  • acting out stories

  • singing stories

  • action songs

  • clapping, stamping, jumping, running. etc.




Science is everywhere. Children with their natural interest and curiosity begin at an early age to question happenings in their environment. Science activities on a nursery school level build a foundation for later scientific endeavors. These experiences help children develop a sensitivity to the environment and to develop an ability to pose questions about the environment. The school feels the responsibility to guide the child through the scientific method of solving problems by observing, inferring, classifying, communicating and drawing conclusions.



  • to develop a basic understanding of plants, animals and the earth

  • development of the senses

  • development of the mechanical processes

  • to understand birth and growth

  • to understand measurement

  • to understand weather

  • experimenting to find reasons

  • conservation


  • blocks (concepts of shape, weight, space, balance and support)

  • art (mixing colors, adding water, etc.)

  • music (sounds and how they are made)

  • water table (measuring, floating, sinking, solid, liquid)

  • cooking and mixing (noticing simple chemical changes)

  • science table (magnets, color paddles, nature)

  • outdoor play (insects, weather, collecting, growing, sounds and equipment)

  • field trips (pond, farm, museum)

  • mechanical equipment (clocks, magnets, locks, bells, tools, pulleys)

  • planting seeds (learning about texture, shape, temperature and weight)

  • visiting animals


Social Studies 


Social Studies is a program of citizenship education. It gives the child an opportunity to gain basic understandings, acquire necessary skills and develop desirable attitudes needed for effective citizenship in a democratic society. Our program is designed to help children understand and carry on basic human activities. The children should have opportunities to develop social skills, such as learning to live in a group, resolving conflicts, following rules, and getting along with others.

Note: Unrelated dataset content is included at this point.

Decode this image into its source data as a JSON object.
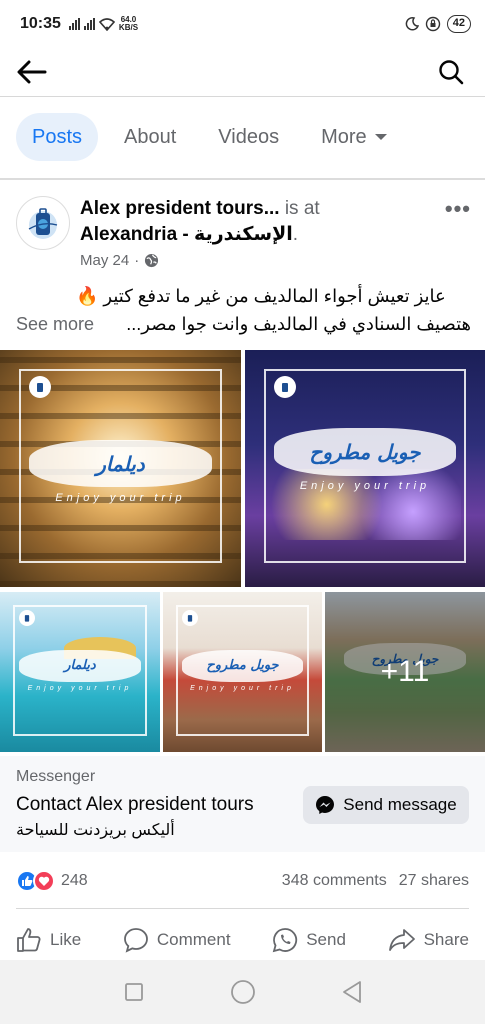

The child's social learning should be related to his own experiences with people, animals and other objects. It is important that a child learn to live away from familiar surroundings of his home and interact properly with his peers and adults. The social studies curriculum is based on the experiences a child brings with him to school and also the attitude of the child.


Units of Study                                               


September                  All About Me


October                    Community helpers and Fall  


November                Thanksgiving, Native Americans


December                Winter holidays and Winter, Food


January                    Transportation and Safety


February                   America,  Pet Unit,  the  World's Children


March                       Animals Around the World, Spring, Rainforest


April                         Farm, Spring, Solar System


May                          Planting, Science and Nature, Dinosaurs


June                         Sea Life



  • to develop a good self image

  • to develop an understanding of the relationship between the child and his family and the child and his community

  • to learn about transportation

  • to learn about different people and places


  • teacher directed instruction

  • library center

  • field trips

  • visiting community helpers (firefighters, etc.)

  • socialization activities (housekeeping, blocks, puppet theatre)